> [WHAT THIS TASK INVOLVES]:
Return each line of the entries that mentions the word "Automation".

Records excerpted from a collection:
=== Section Start ===

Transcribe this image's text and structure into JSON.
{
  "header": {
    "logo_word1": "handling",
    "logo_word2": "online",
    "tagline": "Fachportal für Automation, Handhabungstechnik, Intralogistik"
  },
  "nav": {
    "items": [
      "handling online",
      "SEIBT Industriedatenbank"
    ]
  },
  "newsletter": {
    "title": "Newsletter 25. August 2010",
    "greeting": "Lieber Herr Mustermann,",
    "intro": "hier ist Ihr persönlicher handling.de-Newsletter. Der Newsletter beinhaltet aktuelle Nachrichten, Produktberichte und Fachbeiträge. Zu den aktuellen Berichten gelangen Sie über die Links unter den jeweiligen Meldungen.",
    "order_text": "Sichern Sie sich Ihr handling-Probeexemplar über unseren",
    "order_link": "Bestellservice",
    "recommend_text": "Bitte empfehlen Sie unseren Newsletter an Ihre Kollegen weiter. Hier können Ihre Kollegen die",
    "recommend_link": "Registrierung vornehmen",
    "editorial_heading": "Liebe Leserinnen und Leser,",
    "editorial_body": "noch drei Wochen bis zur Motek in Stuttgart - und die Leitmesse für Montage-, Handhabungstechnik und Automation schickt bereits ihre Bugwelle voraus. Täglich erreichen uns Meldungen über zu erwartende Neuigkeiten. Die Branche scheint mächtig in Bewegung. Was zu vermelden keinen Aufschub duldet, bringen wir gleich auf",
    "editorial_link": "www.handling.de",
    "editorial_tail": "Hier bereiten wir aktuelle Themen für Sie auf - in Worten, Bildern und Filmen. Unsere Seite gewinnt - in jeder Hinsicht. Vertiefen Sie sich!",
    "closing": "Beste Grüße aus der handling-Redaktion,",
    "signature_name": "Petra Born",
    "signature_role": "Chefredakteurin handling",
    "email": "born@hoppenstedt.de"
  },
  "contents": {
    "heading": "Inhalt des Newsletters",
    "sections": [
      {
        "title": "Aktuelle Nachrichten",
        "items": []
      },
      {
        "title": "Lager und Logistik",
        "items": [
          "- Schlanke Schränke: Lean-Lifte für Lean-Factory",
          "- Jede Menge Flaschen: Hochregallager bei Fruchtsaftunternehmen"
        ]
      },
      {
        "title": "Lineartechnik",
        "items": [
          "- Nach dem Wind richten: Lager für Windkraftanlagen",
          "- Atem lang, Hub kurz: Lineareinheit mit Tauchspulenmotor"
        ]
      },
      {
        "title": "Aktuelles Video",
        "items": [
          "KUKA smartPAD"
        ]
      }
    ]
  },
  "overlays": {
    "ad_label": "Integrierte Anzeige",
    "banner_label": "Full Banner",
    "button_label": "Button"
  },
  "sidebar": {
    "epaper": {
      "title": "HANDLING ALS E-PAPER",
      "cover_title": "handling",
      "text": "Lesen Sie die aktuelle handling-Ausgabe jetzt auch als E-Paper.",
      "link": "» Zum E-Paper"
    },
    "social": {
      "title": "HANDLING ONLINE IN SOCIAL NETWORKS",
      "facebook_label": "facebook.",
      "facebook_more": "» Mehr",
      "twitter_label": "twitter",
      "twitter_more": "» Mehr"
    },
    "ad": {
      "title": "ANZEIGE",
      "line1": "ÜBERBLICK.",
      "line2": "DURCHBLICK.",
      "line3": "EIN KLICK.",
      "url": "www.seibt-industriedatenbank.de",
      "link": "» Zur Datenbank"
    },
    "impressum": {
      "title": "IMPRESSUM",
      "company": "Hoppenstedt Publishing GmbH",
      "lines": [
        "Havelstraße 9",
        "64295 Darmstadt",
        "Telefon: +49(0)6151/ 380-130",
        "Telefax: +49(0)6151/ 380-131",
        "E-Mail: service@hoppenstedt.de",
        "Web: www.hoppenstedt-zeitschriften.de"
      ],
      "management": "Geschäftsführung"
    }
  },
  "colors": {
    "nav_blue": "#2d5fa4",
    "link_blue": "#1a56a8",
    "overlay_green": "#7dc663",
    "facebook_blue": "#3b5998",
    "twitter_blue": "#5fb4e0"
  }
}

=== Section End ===
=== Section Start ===

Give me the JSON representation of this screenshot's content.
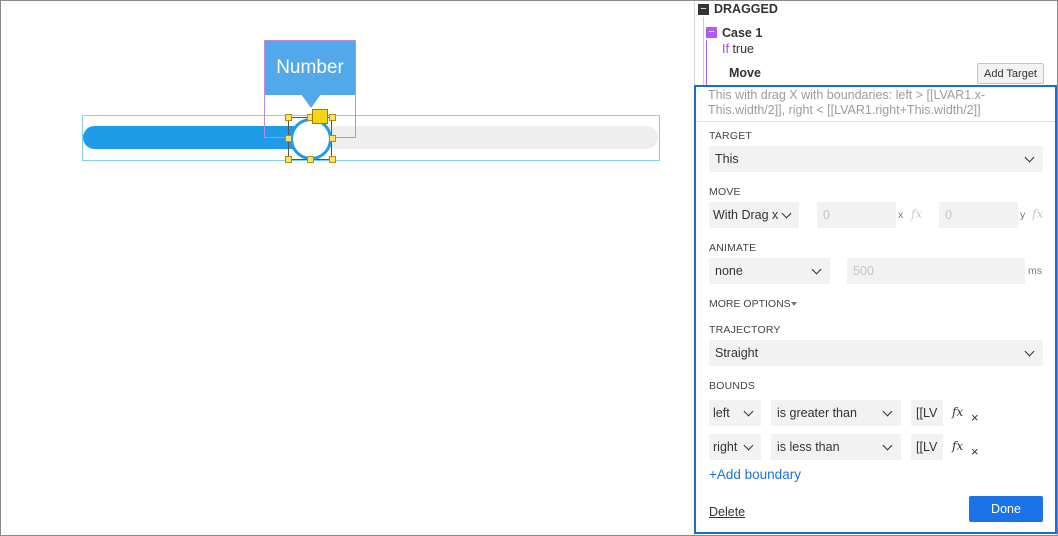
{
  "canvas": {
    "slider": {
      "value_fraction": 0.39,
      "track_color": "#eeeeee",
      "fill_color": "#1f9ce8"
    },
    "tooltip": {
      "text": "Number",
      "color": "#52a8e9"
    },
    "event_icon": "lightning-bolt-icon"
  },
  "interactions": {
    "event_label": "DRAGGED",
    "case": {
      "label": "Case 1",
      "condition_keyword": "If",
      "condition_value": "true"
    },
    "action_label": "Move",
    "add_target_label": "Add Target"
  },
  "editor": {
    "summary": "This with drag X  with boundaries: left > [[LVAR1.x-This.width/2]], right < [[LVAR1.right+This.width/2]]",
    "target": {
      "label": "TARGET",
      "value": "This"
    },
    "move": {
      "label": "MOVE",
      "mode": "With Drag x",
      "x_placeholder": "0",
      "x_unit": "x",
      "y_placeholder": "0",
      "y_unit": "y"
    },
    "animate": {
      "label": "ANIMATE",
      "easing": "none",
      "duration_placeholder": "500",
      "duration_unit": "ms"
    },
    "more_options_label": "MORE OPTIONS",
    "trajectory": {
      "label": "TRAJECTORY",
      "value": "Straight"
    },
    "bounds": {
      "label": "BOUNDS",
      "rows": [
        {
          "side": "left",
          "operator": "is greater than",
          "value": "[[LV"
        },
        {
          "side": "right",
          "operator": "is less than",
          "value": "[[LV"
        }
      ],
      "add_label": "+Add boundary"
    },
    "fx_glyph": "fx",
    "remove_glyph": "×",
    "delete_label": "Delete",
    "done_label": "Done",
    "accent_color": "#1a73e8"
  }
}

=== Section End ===

> [THE ANSWER]:
    "tagline": "Fachportal für Automation, Handhabungstechnik, Intralogistik"
    "editorial_body": "noch drei Wochen bis zur Motek in Stuttgart - und die Leitmesse für Montage-, Handhabungstechnik und Automation schickt bereits ihre Bugwelle voraus. Täglich erreichen uns Meldungen über zu erwartende Neuigkeiten. Die Branche scheint mächtig in Bewegung. Was zu vermelden keinen Aufschub duldet, bringen wir gleich auf",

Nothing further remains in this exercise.